Dataset rows for apps and sites
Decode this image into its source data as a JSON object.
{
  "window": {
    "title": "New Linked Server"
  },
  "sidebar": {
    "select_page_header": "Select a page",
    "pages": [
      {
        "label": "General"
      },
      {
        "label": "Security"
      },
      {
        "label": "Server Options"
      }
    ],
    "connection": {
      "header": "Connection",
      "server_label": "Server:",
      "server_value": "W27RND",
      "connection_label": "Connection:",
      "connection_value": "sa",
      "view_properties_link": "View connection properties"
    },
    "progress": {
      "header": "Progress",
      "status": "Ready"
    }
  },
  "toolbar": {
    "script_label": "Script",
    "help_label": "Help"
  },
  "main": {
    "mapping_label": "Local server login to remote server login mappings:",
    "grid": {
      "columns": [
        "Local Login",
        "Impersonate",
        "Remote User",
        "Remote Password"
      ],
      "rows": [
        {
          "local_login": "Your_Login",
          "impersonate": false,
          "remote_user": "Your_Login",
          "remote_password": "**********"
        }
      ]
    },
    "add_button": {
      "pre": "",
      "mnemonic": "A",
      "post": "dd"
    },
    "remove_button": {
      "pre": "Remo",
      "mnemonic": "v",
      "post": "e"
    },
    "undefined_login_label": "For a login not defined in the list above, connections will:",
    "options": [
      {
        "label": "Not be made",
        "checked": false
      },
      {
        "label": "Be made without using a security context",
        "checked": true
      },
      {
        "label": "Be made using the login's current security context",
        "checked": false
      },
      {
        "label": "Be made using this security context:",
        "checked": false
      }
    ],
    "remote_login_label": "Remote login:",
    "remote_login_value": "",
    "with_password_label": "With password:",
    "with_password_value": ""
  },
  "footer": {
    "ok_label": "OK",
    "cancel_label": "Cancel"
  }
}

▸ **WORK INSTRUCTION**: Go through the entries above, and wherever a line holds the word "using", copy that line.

▸ **OUTPUT OF THE TASK**:
        "label": "Be made without using a security context",
        "label": "Be made using the login's current security context",
        "label": "Be made using this security context:",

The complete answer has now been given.